Page and application data records
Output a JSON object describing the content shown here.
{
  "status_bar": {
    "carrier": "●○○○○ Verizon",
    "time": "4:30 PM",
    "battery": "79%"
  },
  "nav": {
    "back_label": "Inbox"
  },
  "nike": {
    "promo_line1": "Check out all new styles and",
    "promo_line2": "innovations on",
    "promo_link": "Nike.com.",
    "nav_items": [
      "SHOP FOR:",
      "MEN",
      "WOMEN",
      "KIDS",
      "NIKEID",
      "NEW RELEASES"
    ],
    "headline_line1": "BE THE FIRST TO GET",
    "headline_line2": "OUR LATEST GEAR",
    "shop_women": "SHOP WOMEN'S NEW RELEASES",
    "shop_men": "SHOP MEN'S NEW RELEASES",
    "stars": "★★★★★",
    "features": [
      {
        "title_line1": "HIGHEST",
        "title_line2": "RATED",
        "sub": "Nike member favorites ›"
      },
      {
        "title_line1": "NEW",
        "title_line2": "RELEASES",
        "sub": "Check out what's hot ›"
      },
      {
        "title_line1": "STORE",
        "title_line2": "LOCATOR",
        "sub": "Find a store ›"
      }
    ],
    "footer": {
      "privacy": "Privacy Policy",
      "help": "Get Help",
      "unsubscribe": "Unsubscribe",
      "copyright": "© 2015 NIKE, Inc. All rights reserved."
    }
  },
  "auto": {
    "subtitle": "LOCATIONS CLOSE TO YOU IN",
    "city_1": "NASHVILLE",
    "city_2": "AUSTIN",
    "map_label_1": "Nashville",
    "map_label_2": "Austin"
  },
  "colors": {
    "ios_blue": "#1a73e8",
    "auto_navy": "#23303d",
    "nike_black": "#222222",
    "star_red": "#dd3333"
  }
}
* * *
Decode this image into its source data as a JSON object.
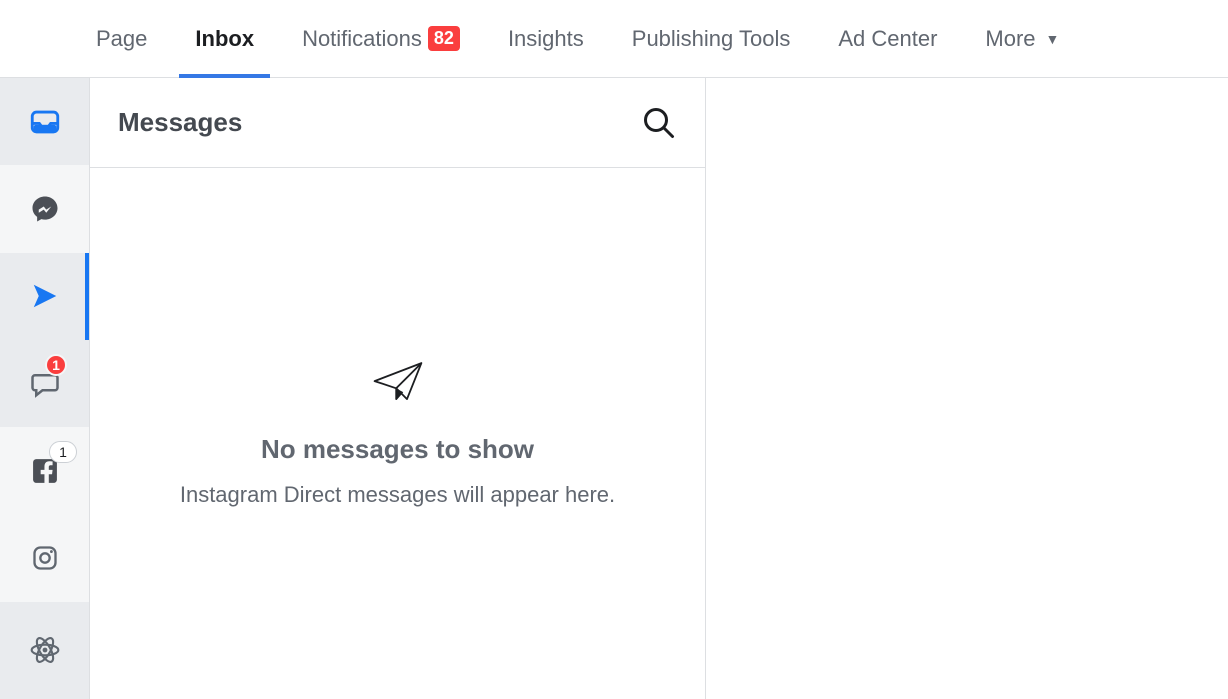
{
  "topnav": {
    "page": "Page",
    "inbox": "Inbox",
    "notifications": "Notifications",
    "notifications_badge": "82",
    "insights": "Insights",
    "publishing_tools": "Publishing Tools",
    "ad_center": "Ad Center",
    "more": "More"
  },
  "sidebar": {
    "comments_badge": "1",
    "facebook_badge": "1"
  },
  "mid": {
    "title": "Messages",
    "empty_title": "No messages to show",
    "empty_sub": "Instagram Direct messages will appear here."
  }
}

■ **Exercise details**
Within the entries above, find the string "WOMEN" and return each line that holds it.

■ **Answer to the exercise**
      "WOMEN",
    "shop_women": "SHOP WOMEN'S NEW RELEASES",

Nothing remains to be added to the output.